- EXTRACTED ENTRIES

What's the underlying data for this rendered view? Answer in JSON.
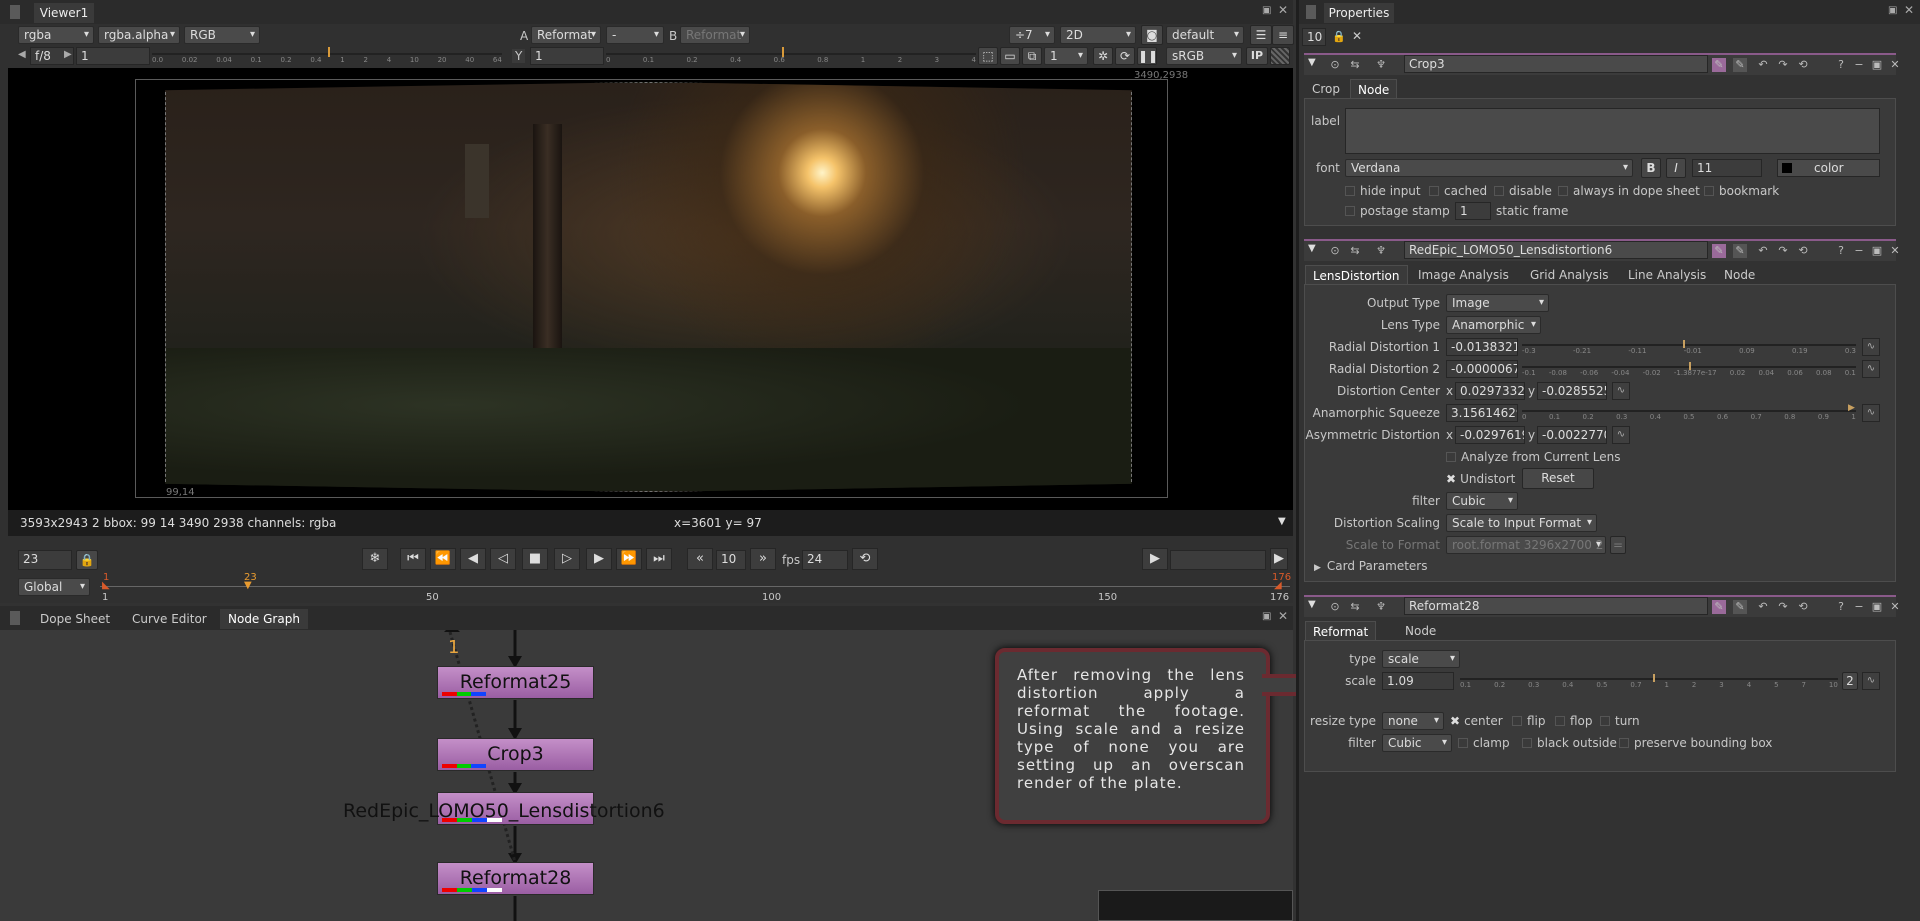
{
  "viewer": {
    "tab": "Viewer1",
    "channels": "rgba",
    "alpha": "rgba.alpha",
    "colorspace": "RGB",
    "a_label": "A",
    "a_input": "Reformat",
    "a_op": "-",
    "b_label": "B",
    "b_input": "Reformat",
    "proxy": "÷7",
    "view_mode": "2D",
    "lut": "default",
    "lut2": "sRGB",
    "fstop": "f/8",
    "gain": "1",
    "y_label": "Y",
    "gamma": "1",
    "frame_sel": "1",
    "ip": "IP",
    "gain_ticks": [
      "0.0",
      "0.02",
      "0.04",
      "0.1",
      "0.2",
      "0.4",
      "1",
      "2",
      "4",
      "10",
      "20",
      "40",
      "64"
    ],
    "gamma_ticks": [
      "0",
      "0.1",
      "0.2",
      "0.4",
      "0.6",
      "0.8",
      "1",
      "2",
      "3",
      "4"
    ],
    "corner_tr": "3490,2938",
    "corner_bl": "99,14",
    "info": "3593x2943 2 bbox: 99 14 3490 2938 channels: rgba",
    "cursor": "x=3601 y=  97"
  },
  "timeline": {
    "frame": "23",
    "fps_label": "fps",
    "fps": "24",
    "step": "10",
    "range": "Global",
    "start": "1",
    "end": "176",
    "current": "23",
    "labels": [
      "1",
      "50",
      "100",
      "150",
      "176"
    ]
  },
  "graph": {
    "tabs": [
      "Dope Sheet",
      "Curve Editor",
      "Node Graph"
    ],
    "marker": "1",
    "nodes": [
      "Reformat25",
      "Crop3",
      "RedEpic_LOMO50_Lensdistortion6",
      "Reformat28"
    ],
    "note": "After removing the lens distortion apply a reformat the footage. Using scale and a resize type of none you are setting up an overscan render of the plate."
  },
  "properties": {
    "title": "Properties",
    "max_panels": "10",
    "crop": {
      "name": "Crop3",
      "tabs": [
        "Crop",
        "Node"
      ],
      "label_lbl": "label",
      "font_lbl": "font",
      "font": "Verdana",
      "bold": "B",
      "italic": "I",
      "size": "11",
      "color_lbl": "color",
      "checks": [
        "hide input",
        "cached",
        "disable",
        "always in dope sheet",
        "bookmark"
      ],
      "postage": "postage stamp",
      "postage_val": "1",
      "static": "static frame"
    },
    "lens": {
      "name": "RedEpic_LOMO50_Lensdistortion6",
      "tabs": [
        "LensDistortion",
        "Image Analysis",
        "Grid Analysis",
        "Line Analysis",
        "Node"
      ],
      "output_type_lbl": "Output Type",
      "output_type": "Image",
      "lens_type_lbl": "Lens Type",
      "lens_type": "Anamorphic",
      "rd1_lbl": "Radial Distortion 1",
      "rd1": "-0.0138321",
      "rd2_lbl": "Radial Distortion 2",
      "rd2": "-0.00000673",
      "dc_lbl": "Distortion Center",
      "dc_x": "0.02973322",
      "dc_y": "-0.0285525",
      "as_lbl": "Anamorphic Squeeze",
      "as": "3.15614629",
      "ad_lbl": "Asymmetric Distortion",
      "ad_x": "-0.02976196",
      "ad_y": "-0.00227702",
      "analyze": "Analyze from Current Lens",
      "undistort": "Undistort",
      "reset": "Reset",
      "filter_lbl": "filter",
      "filter": "Cubic",
      "scaling_lbl": "Distortion Scaling",
      "scaling": "Scale to Input Format",
      "stf_lbl": "Scale to Format",
      "stf": "root.format 3296x2700 2",
      "card": "Card Parameters",
      "rd1_ticks": [
        "-0.3",
        "-0.21",
        "-0.11",
        "-0.01",
        "0.09",
        "0.19",
        "0.3"
      ],
      "rd2_ticks": [
        "-0.1",
        "-0.08",
        "-0.06",
        "-0.04",
        "-0.02",
        "-1.3877e-17",
        "0.02",
        "0.04",
        "0.06",
        "0.08",
        "0.1"
      ],
      "as_ticks": [
        "0",
        "0.1",
        "0.2",
        "0.3",
        "0.4",
        "0.5",
        "0.6",
        "0.7",
        "0.8",
        "0.9",
        "1"
      ]
    },
    "reformat": {
      "name": "Reformat28",
      "tabs": [
        "Reformat",
        "Node"
      ],
      "type_lbl": "type",
      "type": "scale",
      "scale_lbl": "scale",
      "scale": "1.09",
      "scale_btn": "2",
      "scale_ticks": [
        "0.1",
        "0.2",
        "0.3",
        "0.4",
        "0.5",
        "0.7",
        "1",
        "2",
        "3",
        "4",
        "5",
        "7",
        "10"
      ],
      "resize_lbl": "resize type",
      "resize": "none",
      "center": "center",
      "flip": "flip",
      "flop": "flop",
      "turn": "turn",
      "filter_lbl": "filter",
      "filter": "Cubic",
      "clamp": "clamp",
      "black": "black outside",
      "pbb": "preserve bounding box"
    }
  }
}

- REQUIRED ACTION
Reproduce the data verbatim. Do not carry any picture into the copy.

- RESULT FOR THIS TASK
What's the underlying data for this rendered view? Answer in JSON.
{
  "viewer": {
    "tab": "Viewer1",
    "channels": "rgba",
    "alpha": "rgba.alpha",
    "colorspace": "RGB",
    "a_label": "A",
    "a_input": "Reformat",
    "a_op": "-",
    "b_label": "B",
    "b_input": "Reformat",
    "proxy": "÷7",
    "view_mode": "2D",
    "lut": "default",
    "lut2": "sRGB",
    "fstop": "f/8",
    "gain": "1",
    "y_label": "Y",
    "gamma": "1",
    "frame_sel": "1",
    "ip": "IP",
    "gain_ticks": [
      "0.0",
      "0.02",
      "0.04",
      "0.1",
      "0.2",
      "0.4",
      "1",
      "2",
      "4",
      "10",
      "20",
      "40",
      "64"
    ],
    "gamma_ticks": [
      "0",
      "0.1",
      "0.2",
      "0.4",
      "0.6",
      "0.8",
      "1",
      "2",
      "3",
      "4"
    ],
    "corner_tr": "3490,2938",
    "corner_bl": "99,14",
    "info": "3593x2943 2 bbox: 99 14 3490 2938 channels: rgba",
    "cursor": "x=3601 y=  97"
  },
  "timeline": {
    "frame": "23",
    "fps_label": "fps",
    "fps": "24",
    "step": "10",
    "range": "Global",
    "start": "1",
    "end": "176",
    "current": "23",
    "labels": [
      "1",
      "50",
      "100",
      "150",
      "176"
    ]
  },
  "graph": {
    "tabs": [
      "Dope Sheet",
      "Curve Editor",
      "Node Graph"
    ],
    "marker": "1",
    "nodes": [
      "Reformat25",
      "Crop3",
      "RedEpic_LOMO50_Lensdistortion6",
      "Reformat28"
    ],
    "note": "After removing the lens distortion apply a reformat the footage. Using scale and a resize type of none you are setting up an overscan render of the plate."
  },
  "properties": {
    "title": "Properties",
    "max_panels": "10",
    "crop": {
      "name": "Crop3",
      "tabs": [
        "Crop",
        "Node"
      ],
      "label_lbl": "label",
      "font_lbl": "font",
      "font": "Verdana",
      "bold": "B",
      "italic": "I",
      "size": "11",
      "color_lbl": "color",
      "checks": [
        "hide input",
        "cached",
        "disable",
        "always in dope sheet",
        "bookmark"
      ],
      "postage": "postage stamp",
      "postage_val": "1",
      "static": "static frame"
    },
    "lens": {
      "name": "RedEpic_LOMO50_Lensdistortion6",
      "tabs": [
        "LensDistortion",
        "Image Analysis",
        "Grid Analysis",
        "Line Analysis",
        "Node"
      ],
      "output_type_lbl": "Output Type",
      "output_type": "Image",
      "lens_type_lbl": "Lens Type",
      "lens_type": "Anamorphic",
      "rd1_lbl": "Radial Distortion 1",
      "rd1": "-0.0138321",
      "rd2_lbl": "Radial Distortion 2",
      "rd2": "-0.00000673",
      "dc_lbl": "Distortion Center",
      "dc_x": "0.02973322",
      "dc_y": "-0.0285525",
      "as_lbl": "Anamorphic Squeeze",
      "as": "3.15614629",
      "ad_lbl": "Asymmetric Distortion",
      "ad_x": "-0.02976196",
      "ad_y": "-0.00227702",
      "analyze": "Analyze from Current Lens",
      "undistort": "Undistort",
      "reset": "Reset",
      "filter_lbl": "filter",
      "filter": "Cubic",
      "scaling_lbl": "Distortion Scaling",
      "scaling": "Scale to Input Format",
      "stf_lbl": "Scale to Format",
      "stf": "root.format 3296x2700 2",
      "card": "Card Parameters",
      "rd1_ticks": [
        "-0.3",
        "-0.21",
        "-0.11",
        "-0.01",
        "0.09",
        "0.19",
        "0.3"
      ],
      "rd2_ticks": [
        "-0.1",
        "-0.08",
        "-0.06",
        "-0.04",
        "-0.02",
        "-1.3877e-17",
        "0.02",
        "0.04",
        "0.06",
        "0.08",
        "0.1"
      ],
      "as_ticks": [
        "0",
        "0.1",
        "0.2",
        "0.3",
        "0.4",
        "0.5",
        "0.6",
        "0.7",
        "0.8",
        "0.9",
        "1"
      ]
    },
    "reformat": {
      "name": "Reformat28",
      "tabs": [
        "Reformat",
        "Node"
      ],
      "type_lbl": "type",
      "type": "scale",
      "scale_lbl": "scale",
      "scale": "1.09",
      "scale_btn": "2",
      "scale_ticks": [
        "0.1",
        "0.2",
        "0.3",
        "0.4",
        "0.5",
        "0.7",
        "1",
        "2",
        "3",
        "4",
        "5",
        "7",
        "10"
      ],
      "resize_lbl": "resize type",
      "resize": "none",
      "center": "center",
      "flip": "flip",
      "flop": "flop",
      "turn": "turn",
      "filter_lbl": "filter",
      "filter": "Cubic",
      "clamp": "clamp",
      "black": "black outside",
      "pbb": "preserve bounding box"
    }
  }
}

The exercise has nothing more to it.